Federal agencies are accepting comments on the interim rule through Sept. 13, 2021. Written comments may be submitted electronically at https://www.regulations.gov.
The agencies asked interested parties to comment, in particular, on the types of facilities in which surprise bills frequently arise, and on whether the regulations should designate urgent care centers and retail clinics as health care facilities.
Under the interim rule, for instance, emergency services provided at urgent care centers that are licensed by states as independent, freestanding emergency departments would be subject to cost-sharing and balance-billing protections. However, “in cases where non-emergency services are furnished at participating urgent care centers by [non-network] providers,” those receiving such services would not be protected against surprise billing under the interim rule, the agencies said.
HHS also could expand the definition of ancillary services subject to surprise billing restrictions based on feedback it receives during the comment period. “In particular, HHS is interested in comments on whether there are other ancillary services for which individuals are likely to have little control over the particular provider who furnishes items or services,” the rule states.
Employers should consider the following actions, advised the compliance team at benefits broker HUB International:
- Confirm with their insurance carrier or TPA that they are on track to comply with these rules by Jan. 1, 2022.
- Update any plan communications to include the required notice.
- Update any plan communications that describe how payment for emergency or other services are calculated to reflect these new rules (or review communications that the carriers or TPAs provide).
- For self-funded plan sponsors, expect TPAs to issue new contract amendments to potentially cover these rules, and consider engaging legal counsel to review those amendments.
Questions?

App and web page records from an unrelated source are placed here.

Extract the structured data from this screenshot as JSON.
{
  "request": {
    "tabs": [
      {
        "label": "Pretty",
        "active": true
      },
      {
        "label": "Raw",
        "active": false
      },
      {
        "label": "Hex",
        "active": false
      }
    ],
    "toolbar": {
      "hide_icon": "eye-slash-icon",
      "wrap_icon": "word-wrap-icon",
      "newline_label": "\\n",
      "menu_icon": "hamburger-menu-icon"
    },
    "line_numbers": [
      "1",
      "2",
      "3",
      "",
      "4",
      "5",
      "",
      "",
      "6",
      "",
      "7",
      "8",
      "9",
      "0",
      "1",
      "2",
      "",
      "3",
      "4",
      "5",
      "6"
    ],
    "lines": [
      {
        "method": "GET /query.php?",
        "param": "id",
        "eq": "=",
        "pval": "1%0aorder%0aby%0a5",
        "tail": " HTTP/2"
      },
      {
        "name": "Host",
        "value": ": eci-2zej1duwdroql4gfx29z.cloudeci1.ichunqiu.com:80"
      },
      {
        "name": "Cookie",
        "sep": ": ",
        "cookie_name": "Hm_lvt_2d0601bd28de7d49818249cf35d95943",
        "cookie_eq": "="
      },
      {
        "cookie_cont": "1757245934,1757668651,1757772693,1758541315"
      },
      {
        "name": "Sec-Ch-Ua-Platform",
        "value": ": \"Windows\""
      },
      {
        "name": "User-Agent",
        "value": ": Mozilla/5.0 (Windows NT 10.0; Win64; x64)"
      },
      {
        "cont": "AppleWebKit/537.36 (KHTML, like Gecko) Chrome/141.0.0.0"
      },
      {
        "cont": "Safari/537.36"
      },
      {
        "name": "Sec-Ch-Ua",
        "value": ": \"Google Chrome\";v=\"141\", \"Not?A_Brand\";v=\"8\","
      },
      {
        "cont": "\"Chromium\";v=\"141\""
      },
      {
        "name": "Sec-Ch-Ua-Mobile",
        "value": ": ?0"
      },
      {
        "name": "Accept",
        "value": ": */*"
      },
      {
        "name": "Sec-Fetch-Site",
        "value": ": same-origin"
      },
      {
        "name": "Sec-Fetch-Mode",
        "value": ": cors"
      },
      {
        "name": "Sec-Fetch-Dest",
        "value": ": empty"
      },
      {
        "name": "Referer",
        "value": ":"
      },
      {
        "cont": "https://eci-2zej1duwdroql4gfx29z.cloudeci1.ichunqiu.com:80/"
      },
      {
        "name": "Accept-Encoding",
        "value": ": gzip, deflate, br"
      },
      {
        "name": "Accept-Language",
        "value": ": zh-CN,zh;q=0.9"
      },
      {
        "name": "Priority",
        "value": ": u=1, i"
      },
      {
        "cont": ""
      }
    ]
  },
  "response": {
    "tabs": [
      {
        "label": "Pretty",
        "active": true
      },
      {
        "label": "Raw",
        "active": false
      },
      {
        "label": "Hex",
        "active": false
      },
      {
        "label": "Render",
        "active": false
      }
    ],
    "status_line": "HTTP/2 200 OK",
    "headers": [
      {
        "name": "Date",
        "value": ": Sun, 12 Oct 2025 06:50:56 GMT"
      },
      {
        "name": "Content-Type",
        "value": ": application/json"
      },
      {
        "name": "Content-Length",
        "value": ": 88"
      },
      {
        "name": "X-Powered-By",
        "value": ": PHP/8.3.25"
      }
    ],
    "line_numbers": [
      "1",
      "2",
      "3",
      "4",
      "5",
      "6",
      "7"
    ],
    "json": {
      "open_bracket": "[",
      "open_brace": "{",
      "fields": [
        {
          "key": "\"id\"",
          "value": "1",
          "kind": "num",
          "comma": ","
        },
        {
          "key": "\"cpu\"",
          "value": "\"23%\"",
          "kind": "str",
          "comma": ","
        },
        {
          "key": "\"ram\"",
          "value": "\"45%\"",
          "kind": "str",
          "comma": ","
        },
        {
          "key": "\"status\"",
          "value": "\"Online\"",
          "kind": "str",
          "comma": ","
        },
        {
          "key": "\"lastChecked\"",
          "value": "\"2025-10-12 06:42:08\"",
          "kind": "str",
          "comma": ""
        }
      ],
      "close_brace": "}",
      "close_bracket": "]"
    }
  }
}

Contact a member of your employee benefits service team. Find their email here or call 877.381.3570.